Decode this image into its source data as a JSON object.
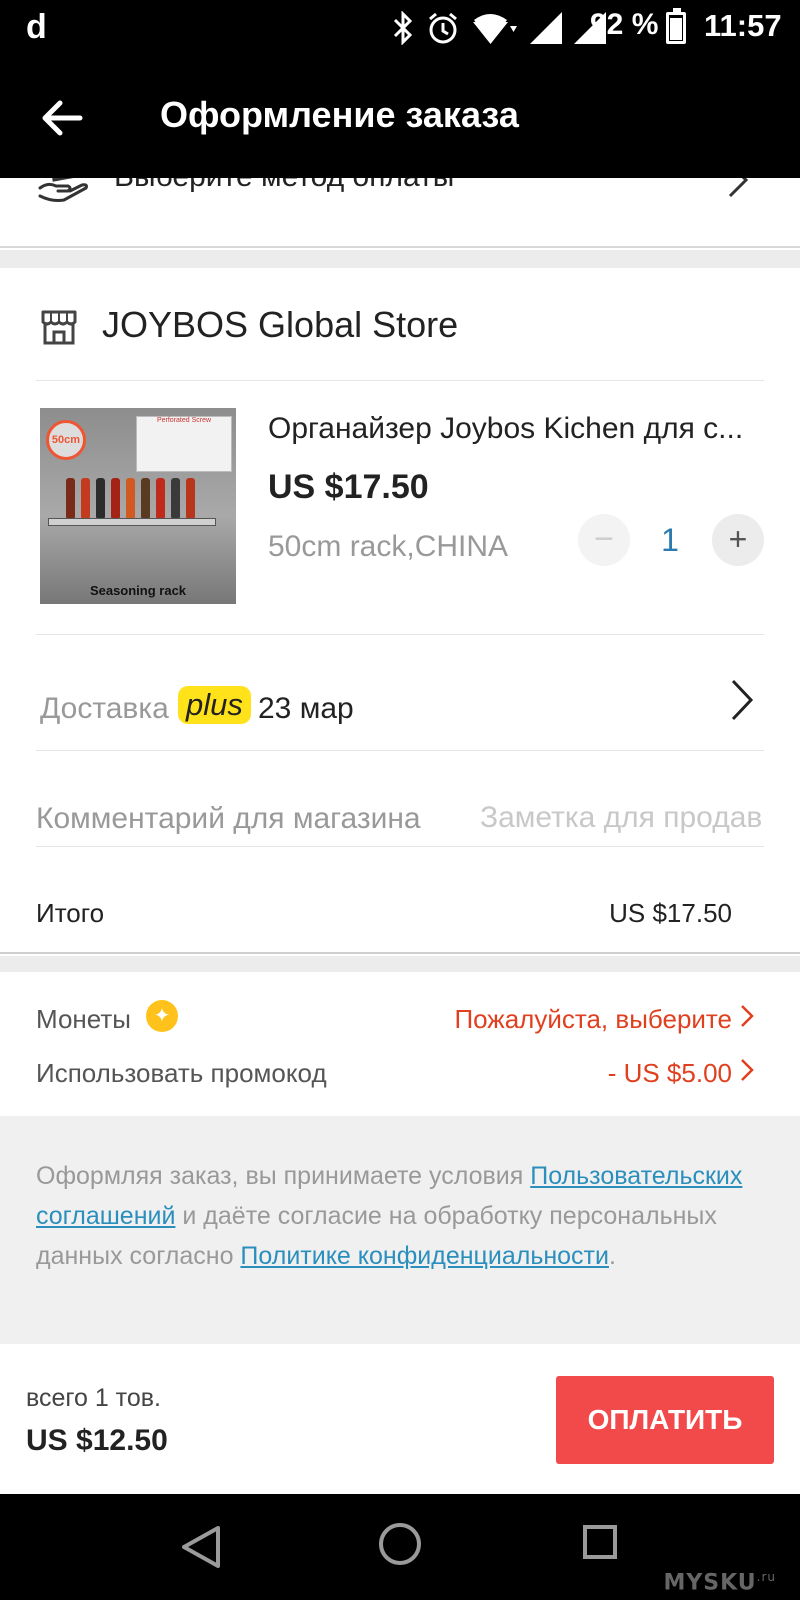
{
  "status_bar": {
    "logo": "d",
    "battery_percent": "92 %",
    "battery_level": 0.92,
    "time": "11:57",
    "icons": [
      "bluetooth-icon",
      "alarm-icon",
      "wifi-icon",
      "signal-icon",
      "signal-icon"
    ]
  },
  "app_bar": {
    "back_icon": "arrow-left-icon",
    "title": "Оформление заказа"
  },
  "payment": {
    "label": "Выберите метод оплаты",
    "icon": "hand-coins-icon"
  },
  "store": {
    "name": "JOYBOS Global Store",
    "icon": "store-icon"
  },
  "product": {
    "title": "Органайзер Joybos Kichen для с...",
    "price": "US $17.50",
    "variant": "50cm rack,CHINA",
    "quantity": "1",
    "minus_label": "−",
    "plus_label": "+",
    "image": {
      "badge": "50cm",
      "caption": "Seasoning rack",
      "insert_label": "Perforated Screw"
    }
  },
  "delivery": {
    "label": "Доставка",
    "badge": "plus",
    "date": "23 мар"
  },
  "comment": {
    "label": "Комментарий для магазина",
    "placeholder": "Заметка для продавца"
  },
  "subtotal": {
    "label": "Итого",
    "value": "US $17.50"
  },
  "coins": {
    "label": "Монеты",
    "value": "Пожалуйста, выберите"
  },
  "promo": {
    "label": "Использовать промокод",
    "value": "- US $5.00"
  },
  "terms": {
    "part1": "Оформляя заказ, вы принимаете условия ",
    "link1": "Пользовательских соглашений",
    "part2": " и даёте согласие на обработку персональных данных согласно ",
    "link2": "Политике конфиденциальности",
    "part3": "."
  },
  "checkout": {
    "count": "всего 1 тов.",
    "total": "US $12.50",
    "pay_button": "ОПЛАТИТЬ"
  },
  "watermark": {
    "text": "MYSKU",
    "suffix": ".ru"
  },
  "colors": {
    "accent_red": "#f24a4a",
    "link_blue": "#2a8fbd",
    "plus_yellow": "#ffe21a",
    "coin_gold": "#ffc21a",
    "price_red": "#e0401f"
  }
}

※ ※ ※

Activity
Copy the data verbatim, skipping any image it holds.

Solution for this task
Decode this image into its source data as a JSON object.
{
  "status_bar": {
    "logo": "d",
    "battery_percent": "92 %",
    "battery_level": 0.92,
    "time": "11:57",
    "icons": [
      "bluetooth-icon",
      "alarm-icon",
      "wifi-icon",
      "signal-icon",
      "signal-icon"
    ]
  },
  "app_bar": {
    "back_icon": "arrow-left-icon",
    "title": "Оформление заказа"
  },
  "payment": {
    "label": "Выберите метод оплаты",
    "icon": "hand-coins-icon"
  },
  "store": {
    "name": "JOYBOS Global Store",
    "icon": "store-icon"
  },
  "product": {
    "title": "Органайзер Joybos Kichen для с...",
    "price": "US $17.50",
    "variant": "50cm rack,CHINA",
    "quantity": "1",
    "minus_label": "−",
    "plus_label": "+",
    "image": {
      "badge": "50cm",
      "caption": "Seasoning rack",
      "insert_label": "Perforated Screw"
    }
  },
  "delivery": {
    "label": "Доставка",
    "badge": "plus",
    "date": "23 мар"
  },
  "comment": {
    "label": "Комментарий для магазина",
    "placeholder": "Заметка для продавца"
  },
  "subtotal": {
    "label": "Итого",
    "value": "US $17.50"
  },
  "coins": {
    "label": "Монеты",
    "value": "Пожалуйста, выберите"
  },
  "promo": {
    "label": "Использовать промокод",
    "value": "- US $5.00"
  },
  "terms": {
    "part1": "Оформляя заказ, вы принимаете условия ",
    "link1": "Пользовательских соглашений",
    "part2": " и даёте согласие на обработку персональных данных согласно ",
    "link2": "Политике конфиденциальности",
    "part3": "."
  },
  "checkout": {
    "count": "всего 1 тов.",
    "total": "US $12.50",
    "pay_button": "ОПЛАТИТЬ"
  },
  "watermark": {
    "text": "MYSKU",
    "suffix": ".ru"
  },
  "colors": {
    "accent_red": "#f24a4a",
    "link_blue": "#2a8fbd",
    "plus_yellow": "#ffe21a",
    "coin_gold": "#ffc21a",
    "price_red": "#e0401f"
  }
}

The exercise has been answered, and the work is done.